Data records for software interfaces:
__________

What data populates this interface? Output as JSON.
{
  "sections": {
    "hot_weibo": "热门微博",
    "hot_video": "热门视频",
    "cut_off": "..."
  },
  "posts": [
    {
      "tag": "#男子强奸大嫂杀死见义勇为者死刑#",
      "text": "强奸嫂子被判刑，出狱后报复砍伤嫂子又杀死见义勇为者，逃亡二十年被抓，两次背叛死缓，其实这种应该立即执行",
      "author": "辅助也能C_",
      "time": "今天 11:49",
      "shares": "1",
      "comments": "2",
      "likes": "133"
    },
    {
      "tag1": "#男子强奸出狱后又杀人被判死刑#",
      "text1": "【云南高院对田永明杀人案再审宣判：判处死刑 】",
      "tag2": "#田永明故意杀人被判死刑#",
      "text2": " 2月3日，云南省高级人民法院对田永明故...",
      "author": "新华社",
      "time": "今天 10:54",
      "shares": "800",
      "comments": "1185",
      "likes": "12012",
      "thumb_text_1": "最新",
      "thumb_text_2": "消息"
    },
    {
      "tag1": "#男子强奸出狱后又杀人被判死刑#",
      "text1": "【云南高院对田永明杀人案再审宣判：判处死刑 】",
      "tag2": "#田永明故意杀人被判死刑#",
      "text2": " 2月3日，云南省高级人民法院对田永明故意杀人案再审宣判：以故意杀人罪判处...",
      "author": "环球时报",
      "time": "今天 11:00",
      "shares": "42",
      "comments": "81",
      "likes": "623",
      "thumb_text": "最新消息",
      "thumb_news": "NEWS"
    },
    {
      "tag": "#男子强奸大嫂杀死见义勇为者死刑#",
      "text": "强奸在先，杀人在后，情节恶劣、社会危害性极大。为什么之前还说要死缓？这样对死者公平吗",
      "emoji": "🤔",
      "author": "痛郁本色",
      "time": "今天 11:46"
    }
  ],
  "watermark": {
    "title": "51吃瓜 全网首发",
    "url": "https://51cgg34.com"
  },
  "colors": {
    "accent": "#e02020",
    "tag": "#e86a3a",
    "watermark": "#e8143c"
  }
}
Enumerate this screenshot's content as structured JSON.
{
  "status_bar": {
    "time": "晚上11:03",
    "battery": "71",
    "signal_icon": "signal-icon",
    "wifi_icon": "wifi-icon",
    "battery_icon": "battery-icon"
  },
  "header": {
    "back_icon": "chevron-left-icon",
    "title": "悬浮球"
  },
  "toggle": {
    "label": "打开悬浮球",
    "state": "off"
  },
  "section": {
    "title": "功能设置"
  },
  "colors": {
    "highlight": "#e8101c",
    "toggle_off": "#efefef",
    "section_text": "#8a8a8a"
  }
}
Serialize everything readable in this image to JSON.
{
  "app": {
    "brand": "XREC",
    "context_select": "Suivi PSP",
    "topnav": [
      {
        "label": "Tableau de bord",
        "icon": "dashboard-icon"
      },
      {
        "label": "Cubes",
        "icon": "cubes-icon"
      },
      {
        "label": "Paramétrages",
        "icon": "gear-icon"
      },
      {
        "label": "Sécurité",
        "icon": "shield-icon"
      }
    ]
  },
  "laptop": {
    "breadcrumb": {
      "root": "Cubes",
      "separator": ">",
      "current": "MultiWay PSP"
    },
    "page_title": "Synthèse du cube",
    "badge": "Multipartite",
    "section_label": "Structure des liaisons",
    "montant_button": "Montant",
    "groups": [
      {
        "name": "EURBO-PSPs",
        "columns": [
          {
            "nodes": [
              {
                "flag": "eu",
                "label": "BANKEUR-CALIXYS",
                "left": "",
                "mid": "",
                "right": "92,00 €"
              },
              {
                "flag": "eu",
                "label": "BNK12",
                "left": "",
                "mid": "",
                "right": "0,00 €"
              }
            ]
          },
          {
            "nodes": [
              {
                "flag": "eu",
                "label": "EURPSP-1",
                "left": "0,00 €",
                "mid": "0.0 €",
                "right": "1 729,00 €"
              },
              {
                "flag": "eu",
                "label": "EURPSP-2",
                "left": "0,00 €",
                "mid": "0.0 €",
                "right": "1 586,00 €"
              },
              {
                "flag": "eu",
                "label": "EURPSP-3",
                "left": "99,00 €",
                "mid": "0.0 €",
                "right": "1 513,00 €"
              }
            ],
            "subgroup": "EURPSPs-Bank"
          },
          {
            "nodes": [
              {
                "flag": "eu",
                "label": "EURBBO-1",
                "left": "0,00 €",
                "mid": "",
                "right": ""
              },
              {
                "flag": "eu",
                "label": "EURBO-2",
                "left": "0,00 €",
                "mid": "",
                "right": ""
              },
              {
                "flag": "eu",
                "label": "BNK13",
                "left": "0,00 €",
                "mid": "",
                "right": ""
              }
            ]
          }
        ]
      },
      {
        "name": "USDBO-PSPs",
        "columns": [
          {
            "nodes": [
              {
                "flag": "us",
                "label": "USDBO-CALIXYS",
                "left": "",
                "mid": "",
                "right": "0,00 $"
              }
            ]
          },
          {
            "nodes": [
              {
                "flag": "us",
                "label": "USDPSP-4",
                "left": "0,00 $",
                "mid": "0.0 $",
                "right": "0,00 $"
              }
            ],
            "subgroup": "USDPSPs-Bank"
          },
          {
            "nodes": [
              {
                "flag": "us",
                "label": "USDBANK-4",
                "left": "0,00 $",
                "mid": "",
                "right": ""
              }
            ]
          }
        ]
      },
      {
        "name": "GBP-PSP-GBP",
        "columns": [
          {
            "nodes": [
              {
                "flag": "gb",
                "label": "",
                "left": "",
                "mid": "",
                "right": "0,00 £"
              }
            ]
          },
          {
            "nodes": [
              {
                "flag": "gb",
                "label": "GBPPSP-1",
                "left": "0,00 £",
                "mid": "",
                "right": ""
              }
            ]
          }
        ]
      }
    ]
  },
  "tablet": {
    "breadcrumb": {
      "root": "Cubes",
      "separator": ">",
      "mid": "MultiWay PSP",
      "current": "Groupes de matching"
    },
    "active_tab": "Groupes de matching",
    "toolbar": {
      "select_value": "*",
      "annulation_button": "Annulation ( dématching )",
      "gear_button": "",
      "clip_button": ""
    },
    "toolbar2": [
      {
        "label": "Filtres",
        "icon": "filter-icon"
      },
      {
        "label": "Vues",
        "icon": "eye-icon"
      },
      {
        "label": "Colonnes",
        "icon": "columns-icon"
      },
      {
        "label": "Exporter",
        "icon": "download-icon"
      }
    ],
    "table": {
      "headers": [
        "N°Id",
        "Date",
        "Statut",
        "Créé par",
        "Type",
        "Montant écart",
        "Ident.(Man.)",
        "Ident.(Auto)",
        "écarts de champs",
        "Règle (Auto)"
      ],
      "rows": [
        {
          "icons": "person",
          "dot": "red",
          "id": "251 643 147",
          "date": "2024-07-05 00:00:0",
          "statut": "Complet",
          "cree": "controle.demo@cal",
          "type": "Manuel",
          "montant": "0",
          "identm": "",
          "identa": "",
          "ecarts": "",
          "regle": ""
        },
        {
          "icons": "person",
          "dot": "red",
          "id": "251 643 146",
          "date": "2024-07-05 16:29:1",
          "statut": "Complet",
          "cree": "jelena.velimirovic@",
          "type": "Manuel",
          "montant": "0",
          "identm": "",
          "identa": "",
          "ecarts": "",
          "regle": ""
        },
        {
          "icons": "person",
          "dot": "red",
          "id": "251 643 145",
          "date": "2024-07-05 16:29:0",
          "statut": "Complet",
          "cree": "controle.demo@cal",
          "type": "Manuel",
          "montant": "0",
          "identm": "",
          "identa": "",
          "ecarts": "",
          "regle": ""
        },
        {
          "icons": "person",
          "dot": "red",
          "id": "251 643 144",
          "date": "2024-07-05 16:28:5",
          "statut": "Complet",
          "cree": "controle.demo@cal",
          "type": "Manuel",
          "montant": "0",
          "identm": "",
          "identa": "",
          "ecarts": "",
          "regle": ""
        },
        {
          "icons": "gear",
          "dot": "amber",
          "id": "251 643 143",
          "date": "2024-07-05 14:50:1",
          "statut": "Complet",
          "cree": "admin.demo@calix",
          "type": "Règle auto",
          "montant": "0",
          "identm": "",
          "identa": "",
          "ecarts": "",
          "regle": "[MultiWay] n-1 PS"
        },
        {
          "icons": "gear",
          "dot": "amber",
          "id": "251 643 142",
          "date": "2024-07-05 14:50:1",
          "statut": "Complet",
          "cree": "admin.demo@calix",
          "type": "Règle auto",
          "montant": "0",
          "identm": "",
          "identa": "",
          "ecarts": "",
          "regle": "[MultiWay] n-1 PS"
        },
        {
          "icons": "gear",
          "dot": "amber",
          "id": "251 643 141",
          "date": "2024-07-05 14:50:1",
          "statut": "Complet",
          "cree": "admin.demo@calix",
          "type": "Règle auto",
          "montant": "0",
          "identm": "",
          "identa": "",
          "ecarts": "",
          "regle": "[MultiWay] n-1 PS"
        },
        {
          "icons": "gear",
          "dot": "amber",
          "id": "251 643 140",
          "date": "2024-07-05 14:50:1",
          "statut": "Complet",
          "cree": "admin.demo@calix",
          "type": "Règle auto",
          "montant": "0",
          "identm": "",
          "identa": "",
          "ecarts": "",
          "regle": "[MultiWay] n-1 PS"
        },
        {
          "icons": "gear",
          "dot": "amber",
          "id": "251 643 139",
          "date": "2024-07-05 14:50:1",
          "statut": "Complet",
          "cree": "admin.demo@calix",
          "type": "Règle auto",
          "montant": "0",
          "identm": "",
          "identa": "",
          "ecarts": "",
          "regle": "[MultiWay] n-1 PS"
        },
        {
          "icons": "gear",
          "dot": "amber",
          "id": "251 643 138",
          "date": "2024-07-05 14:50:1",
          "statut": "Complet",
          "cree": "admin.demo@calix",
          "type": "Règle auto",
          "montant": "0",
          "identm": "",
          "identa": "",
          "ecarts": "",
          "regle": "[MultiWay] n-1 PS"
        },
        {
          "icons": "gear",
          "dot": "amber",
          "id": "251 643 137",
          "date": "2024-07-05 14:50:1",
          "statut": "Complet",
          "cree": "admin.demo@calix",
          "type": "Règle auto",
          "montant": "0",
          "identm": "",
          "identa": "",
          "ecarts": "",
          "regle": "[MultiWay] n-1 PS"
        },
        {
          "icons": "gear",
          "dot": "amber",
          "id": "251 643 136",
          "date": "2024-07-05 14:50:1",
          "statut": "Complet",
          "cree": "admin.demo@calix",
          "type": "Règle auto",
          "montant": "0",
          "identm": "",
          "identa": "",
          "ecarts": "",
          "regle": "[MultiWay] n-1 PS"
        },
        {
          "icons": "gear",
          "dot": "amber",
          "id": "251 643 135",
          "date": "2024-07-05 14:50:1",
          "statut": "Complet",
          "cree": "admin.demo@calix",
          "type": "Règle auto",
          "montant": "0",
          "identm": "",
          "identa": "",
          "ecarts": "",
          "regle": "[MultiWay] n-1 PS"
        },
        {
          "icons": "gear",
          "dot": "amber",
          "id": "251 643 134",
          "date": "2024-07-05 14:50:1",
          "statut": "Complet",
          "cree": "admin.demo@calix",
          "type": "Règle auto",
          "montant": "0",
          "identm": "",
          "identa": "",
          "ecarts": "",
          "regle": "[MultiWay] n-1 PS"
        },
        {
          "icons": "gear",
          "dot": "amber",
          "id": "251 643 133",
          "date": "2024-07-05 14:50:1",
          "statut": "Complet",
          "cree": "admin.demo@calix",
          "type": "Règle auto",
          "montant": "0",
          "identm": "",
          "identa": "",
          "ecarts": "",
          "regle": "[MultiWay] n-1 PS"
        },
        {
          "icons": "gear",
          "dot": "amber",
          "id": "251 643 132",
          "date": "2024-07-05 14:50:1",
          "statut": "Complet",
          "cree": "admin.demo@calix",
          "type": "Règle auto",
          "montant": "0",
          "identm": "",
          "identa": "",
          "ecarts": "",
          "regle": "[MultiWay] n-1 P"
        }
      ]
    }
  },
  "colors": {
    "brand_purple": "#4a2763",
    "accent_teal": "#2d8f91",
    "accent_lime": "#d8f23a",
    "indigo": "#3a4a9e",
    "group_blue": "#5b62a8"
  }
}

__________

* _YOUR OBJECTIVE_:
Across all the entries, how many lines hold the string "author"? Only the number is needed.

* _RESULT_:
4